YOUR TASK
Lines in the listing below may contain the word "Cube". State how many do, and nothing more.

INFORMATION
########################################

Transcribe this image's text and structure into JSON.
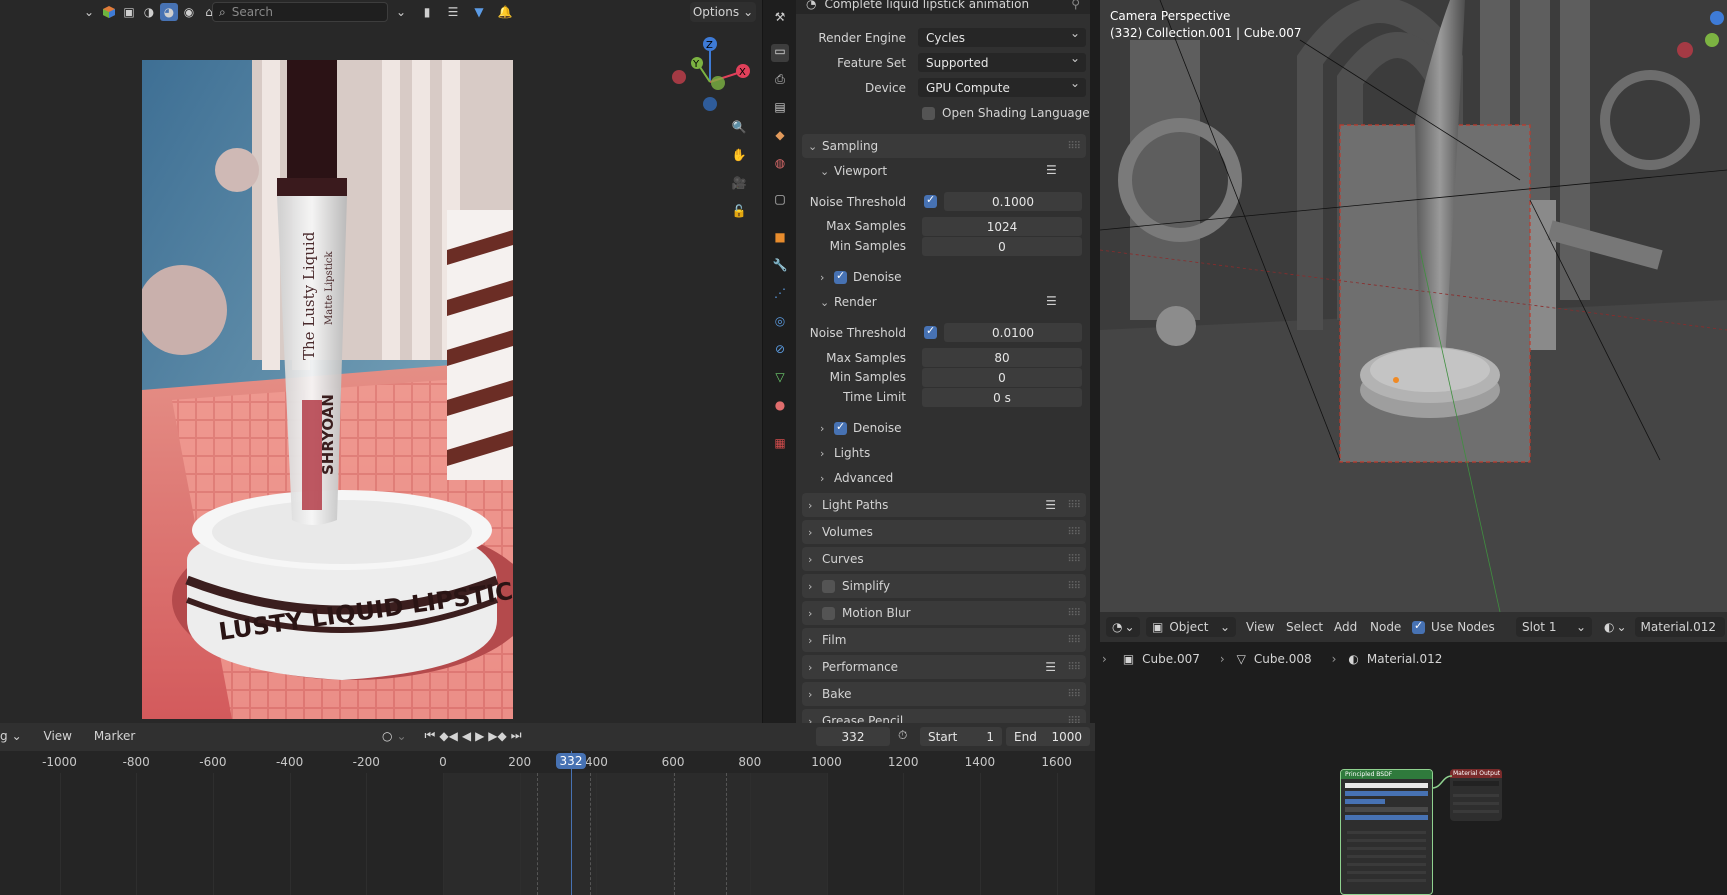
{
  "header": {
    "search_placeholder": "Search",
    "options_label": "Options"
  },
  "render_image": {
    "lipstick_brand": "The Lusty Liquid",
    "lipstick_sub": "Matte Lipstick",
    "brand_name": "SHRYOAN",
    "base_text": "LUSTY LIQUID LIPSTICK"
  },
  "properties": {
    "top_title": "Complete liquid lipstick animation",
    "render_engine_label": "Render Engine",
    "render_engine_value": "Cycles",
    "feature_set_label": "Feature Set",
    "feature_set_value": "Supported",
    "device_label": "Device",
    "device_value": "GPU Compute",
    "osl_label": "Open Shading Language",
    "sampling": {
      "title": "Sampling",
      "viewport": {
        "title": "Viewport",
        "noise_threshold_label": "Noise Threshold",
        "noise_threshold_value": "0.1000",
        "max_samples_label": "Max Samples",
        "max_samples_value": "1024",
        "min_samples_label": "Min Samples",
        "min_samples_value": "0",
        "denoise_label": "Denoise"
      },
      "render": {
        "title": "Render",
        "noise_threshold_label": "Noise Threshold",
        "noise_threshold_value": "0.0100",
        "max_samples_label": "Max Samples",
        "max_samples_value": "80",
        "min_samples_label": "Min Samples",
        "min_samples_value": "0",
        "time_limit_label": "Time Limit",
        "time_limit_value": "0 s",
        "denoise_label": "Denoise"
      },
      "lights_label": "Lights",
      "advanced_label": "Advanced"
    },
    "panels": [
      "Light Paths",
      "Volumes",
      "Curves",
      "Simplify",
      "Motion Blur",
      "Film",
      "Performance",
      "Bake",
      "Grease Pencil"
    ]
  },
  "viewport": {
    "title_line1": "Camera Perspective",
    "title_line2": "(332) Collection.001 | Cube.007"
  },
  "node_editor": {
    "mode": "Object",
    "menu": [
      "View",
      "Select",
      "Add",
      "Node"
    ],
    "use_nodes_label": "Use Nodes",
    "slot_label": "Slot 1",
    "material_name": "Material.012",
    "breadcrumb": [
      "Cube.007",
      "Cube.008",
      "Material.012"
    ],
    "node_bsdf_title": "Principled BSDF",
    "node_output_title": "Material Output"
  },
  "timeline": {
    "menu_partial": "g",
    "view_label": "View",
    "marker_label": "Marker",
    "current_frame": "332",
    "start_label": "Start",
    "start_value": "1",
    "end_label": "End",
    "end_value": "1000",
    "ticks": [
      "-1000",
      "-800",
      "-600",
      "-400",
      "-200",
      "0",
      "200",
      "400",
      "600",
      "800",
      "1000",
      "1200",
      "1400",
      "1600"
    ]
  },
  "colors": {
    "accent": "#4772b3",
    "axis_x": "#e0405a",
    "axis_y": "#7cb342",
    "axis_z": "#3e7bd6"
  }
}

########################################

COMPLETED EXERCISE
3